◆ **Provided data**
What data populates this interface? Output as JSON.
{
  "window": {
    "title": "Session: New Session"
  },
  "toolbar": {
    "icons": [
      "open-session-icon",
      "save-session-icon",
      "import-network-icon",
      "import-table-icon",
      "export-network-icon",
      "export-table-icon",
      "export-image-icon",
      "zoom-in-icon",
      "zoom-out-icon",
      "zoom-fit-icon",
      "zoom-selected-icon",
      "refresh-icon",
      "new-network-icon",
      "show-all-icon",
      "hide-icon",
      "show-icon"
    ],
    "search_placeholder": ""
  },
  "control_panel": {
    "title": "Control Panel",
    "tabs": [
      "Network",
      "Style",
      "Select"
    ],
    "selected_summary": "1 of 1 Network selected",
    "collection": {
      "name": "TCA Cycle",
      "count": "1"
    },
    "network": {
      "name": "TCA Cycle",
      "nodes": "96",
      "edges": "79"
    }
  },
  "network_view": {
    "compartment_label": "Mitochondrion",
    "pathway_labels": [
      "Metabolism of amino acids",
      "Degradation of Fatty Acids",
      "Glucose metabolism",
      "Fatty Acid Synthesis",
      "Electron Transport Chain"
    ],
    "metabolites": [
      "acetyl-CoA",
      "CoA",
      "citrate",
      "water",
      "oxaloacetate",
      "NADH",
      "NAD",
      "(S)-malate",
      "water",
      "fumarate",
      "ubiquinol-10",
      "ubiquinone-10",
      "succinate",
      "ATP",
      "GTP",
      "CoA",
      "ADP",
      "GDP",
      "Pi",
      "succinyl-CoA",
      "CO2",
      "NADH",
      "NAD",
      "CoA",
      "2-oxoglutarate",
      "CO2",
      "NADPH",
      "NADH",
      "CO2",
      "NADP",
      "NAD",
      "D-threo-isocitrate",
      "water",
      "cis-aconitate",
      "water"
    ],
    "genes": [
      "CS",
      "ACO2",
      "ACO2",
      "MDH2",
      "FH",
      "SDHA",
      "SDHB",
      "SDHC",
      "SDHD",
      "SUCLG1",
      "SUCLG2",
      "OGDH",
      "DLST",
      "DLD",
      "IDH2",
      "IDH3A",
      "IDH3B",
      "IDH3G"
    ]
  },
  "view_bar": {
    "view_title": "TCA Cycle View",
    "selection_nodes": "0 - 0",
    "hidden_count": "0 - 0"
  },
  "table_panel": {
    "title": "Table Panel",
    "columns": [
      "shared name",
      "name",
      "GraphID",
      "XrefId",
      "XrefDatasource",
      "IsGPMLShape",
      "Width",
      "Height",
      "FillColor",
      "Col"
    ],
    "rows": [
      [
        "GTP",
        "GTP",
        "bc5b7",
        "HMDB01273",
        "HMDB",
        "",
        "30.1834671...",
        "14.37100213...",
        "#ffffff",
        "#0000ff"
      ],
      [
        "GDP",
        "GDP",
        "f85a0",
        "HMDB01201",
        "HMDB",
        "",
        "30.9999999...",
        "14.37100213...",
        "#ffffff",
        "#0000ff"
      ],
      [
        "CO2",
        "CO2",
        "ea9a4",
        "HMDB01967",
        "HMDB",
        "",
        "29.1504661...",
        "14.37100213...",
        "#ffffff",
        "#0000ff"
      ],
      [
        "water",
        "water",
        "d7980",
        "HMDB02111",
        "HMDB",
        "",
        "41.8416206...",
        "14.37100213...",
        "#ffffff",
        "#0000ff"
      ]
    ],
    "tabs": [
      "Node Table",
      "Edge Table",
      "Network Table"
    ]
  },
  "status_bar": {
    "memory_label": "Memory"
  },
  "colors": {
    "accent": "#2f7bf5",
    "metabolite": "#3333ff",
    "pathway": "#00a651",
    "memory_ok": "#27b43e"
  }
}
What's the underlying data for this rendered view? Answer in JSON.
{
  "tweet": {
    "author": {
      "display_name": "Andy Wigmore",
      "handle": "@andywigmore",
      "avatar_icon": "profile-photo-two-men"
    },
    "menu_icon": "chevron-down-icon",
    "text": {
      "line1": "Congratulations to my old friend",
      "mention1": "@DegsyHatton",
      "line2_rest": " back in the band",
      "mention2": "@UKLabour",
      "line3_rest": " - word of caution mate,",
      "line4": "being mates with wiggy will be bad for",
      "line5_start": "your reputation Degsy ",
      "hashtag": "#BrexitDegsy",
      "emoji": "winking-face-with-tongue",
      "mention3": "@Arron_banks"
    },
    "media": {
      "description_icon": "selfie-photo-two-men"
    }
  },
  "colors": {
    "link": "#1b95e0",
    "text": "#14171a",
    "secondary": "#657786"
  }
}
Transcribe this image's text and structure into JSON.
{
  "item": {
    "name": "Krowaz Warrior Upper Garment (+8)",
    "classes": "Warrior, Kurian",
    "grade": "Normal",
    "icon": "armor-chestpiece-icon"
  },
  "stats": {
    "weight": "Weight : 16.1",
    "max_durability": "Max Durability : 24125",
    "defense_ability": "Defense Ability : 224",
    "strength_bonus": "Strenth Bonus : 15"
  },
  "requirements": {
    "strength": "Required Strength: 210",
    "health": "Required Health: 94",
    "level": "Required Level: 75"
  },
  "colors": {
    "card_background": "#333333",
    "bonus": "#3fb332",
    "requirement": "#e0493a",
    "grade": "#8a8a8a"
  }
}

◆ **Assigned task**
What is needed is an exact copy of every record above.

◆ **Completed exercise**
What data populates this interface? Output as JSON.
{
  "window": {
    "title": "Session: New Session"
  },
  "toolbar": {
    "icons": [
      "open-session-icon",
      "save-session-icon",
      "import-network-icon",
      "import-table-icon",
      "export-network-icon",
      "export-table-icon",
      "export-image-icon",
      "zoom-in-icon",
      "zoom-out-icon",
      "zoom-fit-icon",
      "zoom-selected-icon",
      "refresh-icon",
      "new-network-icon",
      "show-all-icon",
      "hide-icon",
      "show-icon"
    ],
    "search_placeholder": ""
  },
  "control_panel": {
    "title": "Control Panel",
    "tabs": [
      "Network",
      "Style",
      "Select"
    ],
    "selected_summary": "1 of 1 Network selected",
    "collection": {
      "name": "TCA Cycle",
      "count": "1"
    },
    "network": {
      "name": "TCA Cycle",
      "nodes": "96",
      "edges": "79"
    }
  },
  "network_view": {
    "compartment_label": "Mitochondrion",
    "pathway_labels": [
      "Metabolism of amino acids",
      "Degradation of Fatty Acids",
      "Glucose metabolism",
      "Fatty Acid Synthesis",
      "Electron Transport Chain"
    ],
    "metabolites": [
      "acetyl-CoA",
      "CoA",
      "citrate",
      "water",
      "oxaloacetate",
      "NADH",
      "NAD",
      "(S)-malate",
      "water",
      "fumarate",
      "ubiquinol-10",
      "ubiquinone-10",
      "succinate",
      "ATP",
      "GTP",
      "CoA",
      "ADP",
      "GDP",
      "Pi",
      "succinyl-CoA",
      "CO2",
      "NADH",
      "NAD",
      "CoA",
      "2-oxoglutarate",
      "CO2",
      "NADPH",
      "NADH",
      "CO2",
      "NADP",
      "NAD",
      "D-threo-isocitrate",
      "water",
      "cis-aconitate",
      "water"
    ],
    "genes": [
      "CS",
      "ACO2",
      "ACO2",
      "MDH2",
      "FH",
      "SDHA",
      "SDHB",
      "SDHC",
      "SDHD",
      "SUCLG1",
      "SUCLG2",
      "OGDH",
      "DLST",
      "DLD",
      "IDH2",
      "IDH3A",
      "IDH3B",
      "IDH3G"
    ]
  },
  "view_bar": {
    "view_title": "TCA Cycle View",
    "selection_nodes": "0 - 0",
    "hidden_count": "0 - 0"
  },
  "table_panel": {
    "title": "Table Panel",
    "columns": [
      "shared name",
      "name",
      "GraphID",
      "XrefId",
      "XrefDatasource",
      "IsGPMLShape",
      "Width",
      "Height",
      "FillColor",
      "Col"
    ],
    "rows": [
      [
        "GTP",
        "GTP",
        "bc5b7",
        "HMDB01273",
        "HMDB",
        "",
        "30.1834671...",
        "14.37100213...",
        "#ffffff",
        "#0000ff"
      ],
      [
        "GDP",
        "GDP",
        "f85a0",
        "HMDB01201",
        "HMDB",
        "",
        "30.9999999...",
        "14.37100213...",
        "#ffffff",
        "#0000ff"
      ],
      [
        "CO2",
        "CO2",
        "ea9a4",
        "HMDB01967",
        "HMDB",
        "",
        "29.1504661...",
        "14.37100213...",
        "#ffffff",
        "#0000ff"
      ],
      [
        "water",
        "water",
        "d7980",
        "HMDB02111",
        "HMDB",
        "",
        "41.8416206...",
        "14.37100213...",
        "#ffffff",
        "#0000ff"
      ]
    ],
    "tabs": [
      "Node Table",
      "Edge Table",
      "Network Table"
    ]
  },
  "status_bar": {
    "memory_label": "Memory"
  },
  "colors": {
    "accent": "#2f7bf5",
    "metabolite": "#3333ff",
    "pathway": "#00a651",
    "memory_ok": "#27b43e"
  }
}
What's the underlying data for this rendered view? Answer in JSON.
{
  "tweet": {
    "author": {
      "display_name": "Andy Wigmore",
      "handle": "@andywigmore",
      "avatar_icon": "profile-photo-two-men"
    },
    "menu_icon": "chevron-down-icon",
    "text": {
      "line1": "Congratulations to my old friend",
      "mention1": "@DegsyHatton",
      "line2_rest": " back in the band",
      "mention2": "@UKLabour",
      "line3_rest": " - word of caution mate,",
      "line4": "being mates with wiggy will be bad for",
      "line5_start": "your reputation Degsy ",
      "hashtag": "#BrexitDegsy",
      "emoji": "winking-face-with-tongue",
      "mention3": "@Arron_banks"
    },
    "media": {
      "description_icon": "selfie-photo-two-men"
    }
  },
  "colors": {
    "link": "#1b95e0",
    "text": "#14171a",
    "secondary": "#657786"
  }
}
Transcribe this image's text and structure into JSON.
{
  "item": {
    "name": "Krowaz Warrior Upper Garment (+8)",
    "classes": "Warrior, Kurian",
    "grade": "Normal",
    "icon": "armor-chestpiece-icon"
  },
  "stats": {
    "weight": "Weight : 16.1",
    "max_durability": "Max Durability : 24125",
    "defense_ability": "Defense Ability : 224",
    "strength_bonus": "Strenth Bonus : 15"
  },
  "requirements": {
    "strength": "Required Strength: 210",
    "health": "Required Health: 94",
    "level": "Required Level: 75"
  },
  "colors": {
    "card_background": "#333333",
    "bonus": "#3fb332",
    "requirement": "#e0493a",
    "grade": "#8a8a8a"
  }
}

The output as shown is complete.